Product requirements Document

Brainstorm to Create a Stronger Product Strategy

In Agile, Business Analysis, Disruptive product, Innovation, Marketing, Product Management, product manager, Product Marketing, Product Owner, Product Teams, Project Management, Strategy, Take Charge Product Management, User Experience, Voice of the Customer by [email protected]Leave a Comment

In my recent post I described the process of creating a draft product strategy. Now it’s time to solicit ideas from your organization’s thought leaders and take your vision forward.

Gather Your Organization’s Thought Leaders

Think about whom in your organization is a forward-focused, big picture thinker. These should be people with strong knowledge of the business who interact frequently with customers. These thought leaders may hold a range of roles in your company. You may find them in marketing, among the founders, in professional services, sales leadership or research. When you’ve identified the sharpest minds in your company, schedule a two-three hour meeting. A few days before the meeting, distribute your vision draft and any support materials so thought leaders can come to the meeting prepared. Be sure your product vision is marked “DRAFT” – it is a work in progress.

The Product Manager Shares the Strategy Draft

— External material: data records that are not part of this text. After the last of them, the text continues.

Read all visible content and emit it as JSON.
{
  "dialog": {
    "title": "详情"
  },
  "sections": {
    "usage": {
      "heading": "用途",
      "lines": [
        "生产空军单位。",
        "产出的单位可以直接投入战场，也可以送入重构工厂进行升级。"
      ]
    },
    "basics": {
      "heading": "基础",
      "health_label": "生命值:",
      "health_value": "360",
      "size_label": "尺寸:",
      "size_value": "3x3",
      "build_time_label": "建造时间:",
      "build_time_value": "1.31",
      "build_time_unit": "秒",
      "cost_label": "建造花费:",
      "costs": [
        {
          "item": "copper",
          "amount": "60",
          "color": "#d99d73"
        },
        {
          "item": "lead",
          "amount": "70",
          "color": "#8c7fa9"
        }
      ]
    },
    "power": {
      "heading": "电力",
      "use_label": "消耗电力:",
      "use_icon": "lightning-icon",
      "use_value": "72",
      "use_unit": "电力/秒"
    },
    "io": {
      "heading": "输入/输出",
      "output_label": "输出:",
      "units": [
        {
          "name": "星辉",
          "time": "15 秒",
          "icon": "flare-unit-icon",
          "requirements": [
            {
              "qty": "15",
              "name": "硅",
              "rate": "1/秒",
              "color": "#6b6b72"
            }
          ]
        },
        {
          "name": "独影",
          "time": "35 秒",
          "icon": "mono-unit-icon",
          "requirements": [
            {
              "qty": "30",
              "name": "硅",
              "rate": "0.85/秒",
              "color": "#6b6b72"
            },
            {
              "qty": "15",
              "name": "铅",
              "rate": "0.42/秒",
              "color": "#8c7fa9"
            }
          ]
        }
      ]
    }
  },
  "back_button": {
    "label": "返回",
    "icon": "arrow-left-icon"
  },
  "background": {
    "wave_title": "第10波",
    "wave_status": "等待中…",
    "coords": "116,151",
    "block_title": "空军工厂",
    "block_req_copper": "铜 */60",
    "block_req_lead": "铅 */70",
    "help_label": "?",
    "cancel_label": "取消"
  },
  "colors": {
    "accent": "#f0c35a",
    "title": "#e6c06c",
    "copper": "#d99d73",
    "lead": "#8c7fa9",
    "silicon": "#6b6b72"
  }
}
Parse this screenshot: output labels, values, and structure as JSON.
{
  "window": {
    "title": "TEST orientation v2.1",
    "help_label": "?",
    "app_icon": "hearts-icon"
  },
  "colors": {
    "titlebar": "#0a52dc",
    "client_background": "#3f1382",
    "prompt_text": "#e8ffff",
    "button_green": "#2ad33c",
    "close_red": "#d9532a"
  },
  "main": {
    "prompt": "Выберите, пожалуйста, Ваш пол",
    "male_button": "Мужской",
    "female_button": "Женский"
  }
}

You’ll use your product vision draft as a springboard for discussion in your meeting. At the beginning, set out the meeting objectives and answer any questions. Begin the discussion by focusing on the current situation. This is the easiest to see and starting here will give your discussion momentum.

Brainstorm Ideas

The goal of your brainstorming session is to generate ideas and spark creative thinking. As your thought leaders react to your vision draft, capture their ideas as bullets in the margin of your diagram. Certain more vocal participants may begin to dominate your conversation. It is your job as discussion leader to draw in the more reluctant participants. Make sure everyone has a chance to contribute.

Once the current situation has been captured, move on to the end point of your diagram. Where does the group see the product being in three-five years? This portion of your meeting can lead to some interesting and creative discussions. If one of your participants seems to have a real grasp of one of the points, make a note of it. You’ll want to follow up later.

Once you’ve written all the ideas down on your diagram edges, have the group prioritize them. Make sure the ones selected support your vision’s overall theme. Typically, your group will put forth more ideas than you can incorporate.

Filling in the Product Strategy’s Middle Section

The center circle – the midpoint of your vision diagram is decidedly more difficult to envision than either end point. It requires your group to link the current situation to the desired future in plausible, attainable ways. Frequently, ideas that were included in the future or current situation will migrate to the midpoint.

When the process is complete, participants may want copies of the diagram. Let the group know that you need to refine the work and may need to circle back with some members. Also let them know you’ll need to contact a few key clients to get their input before the vision is finalized.

Your next step is to finalize your draft and make sure you fully understand all concepts. When complete, you can enjoy the satisfaction of having developed a three to five year product vision. You will be far more knowledgeable about your product, competitors, and the market than you’ve ever been.

Final Cautionary Note

Be sure you keep your product strategy out of the public domain. If your competitors would happen to see this document, they may be able to beat you to some of your goals. Warn each thought leader to keep the product strategy under wraps. It is not for public consumption.

In my next post, I’ll discuss the importance of testing the product strategy on thought-leading customers and prospects.


Advancing the Profession of Product Management™
website I consulting I training I toolkits I books I blog I twitter


Leave a Comment